Professor Melinda Meade, Department of Geography, University of North Carolina at Chapel Hill, NC, USA, and adjunct professor of epidemiology and a Fellow of the Carolina Population Center. Melinda specializes in disease ecology. Her interests include infectious disease, cardiovascular disease and stroke, health implications of the growth of megacities and migration. She organized and was the first chair of the MGSG (1979).

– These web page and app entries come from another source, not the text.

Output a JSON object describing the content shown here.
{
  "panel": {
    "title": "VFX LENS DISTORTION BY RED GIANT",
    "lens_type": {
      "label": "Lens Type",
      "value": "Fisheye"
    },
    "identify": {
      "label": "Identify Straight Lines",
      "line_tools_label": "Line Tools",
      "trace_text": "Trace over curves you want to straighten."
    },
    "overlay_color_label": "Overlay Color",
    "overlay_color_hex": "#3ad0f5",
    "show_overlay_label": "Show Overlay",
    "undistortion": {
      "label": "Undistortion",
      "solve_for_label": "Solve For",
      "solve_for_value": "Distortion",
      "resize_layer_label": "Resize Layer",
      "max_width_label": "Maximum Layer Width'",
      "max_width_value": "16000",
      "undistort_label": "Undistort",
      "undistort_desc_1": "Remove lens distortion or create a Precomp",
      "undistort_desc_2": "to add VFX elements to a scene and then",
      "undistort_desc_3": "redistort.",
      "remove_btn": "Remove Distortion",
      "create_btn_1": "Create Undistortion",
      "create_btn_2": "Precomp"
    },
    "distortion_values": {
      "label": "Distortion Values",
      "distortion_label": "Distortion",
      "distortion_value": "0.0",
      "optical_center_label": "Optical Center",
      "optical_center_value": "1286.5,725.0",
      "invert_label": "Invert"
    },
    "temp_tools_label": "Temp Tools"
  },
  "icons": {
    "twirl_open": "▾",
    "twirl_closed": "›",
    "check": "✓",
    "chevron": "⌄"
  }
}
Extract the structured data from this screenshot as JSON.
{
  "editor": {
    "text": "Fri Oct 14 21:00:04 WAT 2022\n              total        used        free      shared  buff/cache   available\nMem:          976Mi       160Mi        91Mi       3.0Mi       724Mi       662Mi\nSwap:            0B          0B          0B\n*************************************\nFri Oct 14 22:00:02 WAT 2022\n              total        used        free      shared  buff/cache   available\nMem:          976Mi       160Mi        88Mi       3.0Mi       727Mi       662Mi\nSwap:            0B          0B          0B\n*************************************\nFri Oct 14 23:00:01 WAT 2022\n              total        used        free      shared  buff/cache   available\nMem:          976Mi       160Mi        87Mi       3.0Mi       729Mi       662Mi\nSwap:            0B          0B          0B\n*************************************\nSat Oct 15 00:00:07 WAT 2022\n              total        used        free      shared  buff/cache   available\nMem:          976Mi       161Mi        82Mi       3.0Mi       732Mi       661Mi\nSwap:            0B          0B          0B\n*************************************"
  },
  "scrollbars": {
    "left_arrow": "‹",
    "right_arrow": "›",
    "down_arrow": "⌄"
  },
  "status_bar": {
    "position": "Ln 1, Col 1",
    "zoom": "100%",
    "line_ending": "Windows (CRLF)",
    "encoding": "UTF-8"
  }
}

Professor Melinda Meade was born in New York City and grew up in Hicksville, Long Island, New York, and did her BA nearby at Hofstra College. She was valedictorian of her high school and college classes, but then changed her life by volunteering for the Peace Corps instead of going to graduate school in history at Columbia. She taught English for two years in a small town in northeastern Thailand, six hours by elephant from the railhead in the provincial capital. There she discovered the complexities of development and a view of the world from another culture, and witnessed the emergence of a deadly new disease, dengue hemorrhagic fever. She then went to graduate school in geography to study Asia, population change, and health promotion and disease ecology. She did her masters at Michigan State, 1970, with John Hunter and her doctorate at Hawaii,1974, with Warwick Armstrong. Both specialized in medical geography. Her dissertation research involved two years of field work in land development/population resettlement schemes in Malaysia on the dimensions of population movement and effects on disease ecology. While teaching at UCLA, at the University of Georgia, and since 1978 at the University of North Carolina at Chapel Hill, this has been her constant interest. She is theorizing the emergence of a qualitatively different state of disease ecology in the urban population of the future.
After organizing the Medical Geography Specialty Group in 1979, Melinda served 15 years as chair or member of the MGSG board. She is the author with John Florin and Wilbert Gesler of the first edition of Medical Geography from Guilford Press, 1988, with Robert Earickson of the second edition of Medical Geography, 2000, and a third edition with Michael Emch is under construction. At Carolina, she is also a member of the Carolina Environmental Program and its Ecology Curriculum, and a member of the Southeast Asian group of the Carolina Asian Studies Center. In 1991 she received the University s award for excellence in inspirational teaching.
Melinda may be contacted at email@example.com.
Updated: March 2007